§ Task input:
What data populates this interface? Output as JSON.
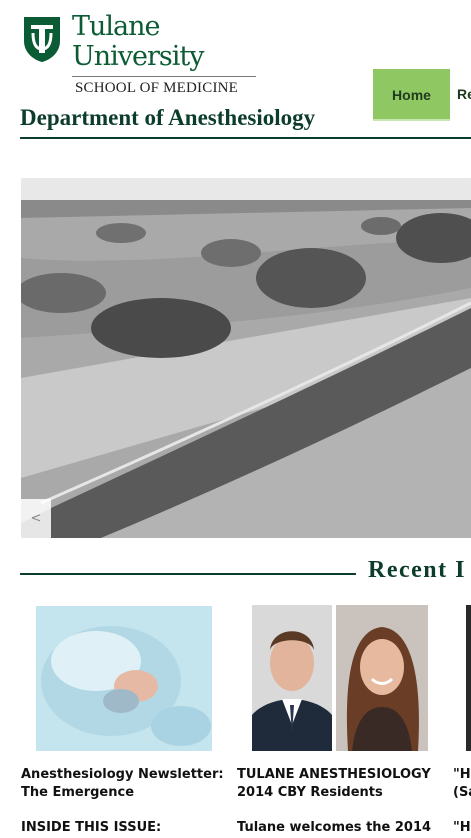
{
  "brand": {
    "university_line1": "Tulane",
    "university_line2": "University",
    "school": "SCHOOL OF MEDICINE",
    "department": "Department of Anesthesiology",
    "color_green": "#0b5b34"
  },
  "nav": {
    "home_label": "Home",
    "next_label": "Re"
  },
  "hero": {
    "prev_label": "<"
  },
  "recent": {
    "title": "Recent I",
    "items": [
      {
        "title_line1": "Anesthesiology Newsletter:",
        "title_line2": "The Emergence",
        "body": "INSIDE THIS ISSUE:"
      },
      {
        "title_line1": "TULANE ANESTHESIOLOGY",
        "title_line2": "2014 CBY Residents",
        "body": "Tulane welcomes the 2014"
      },
      {
        "title_line1": "\"H",
        "title_line2": "(Sa",
        "body": "\"H"
      }
    ]
  }
}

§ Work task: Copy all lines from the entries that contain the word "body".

§ Output:
        "body": "INSIDE THIS ISSUE:"
        "body": "Tulane welcomes the 2014"
        "body": "\"H"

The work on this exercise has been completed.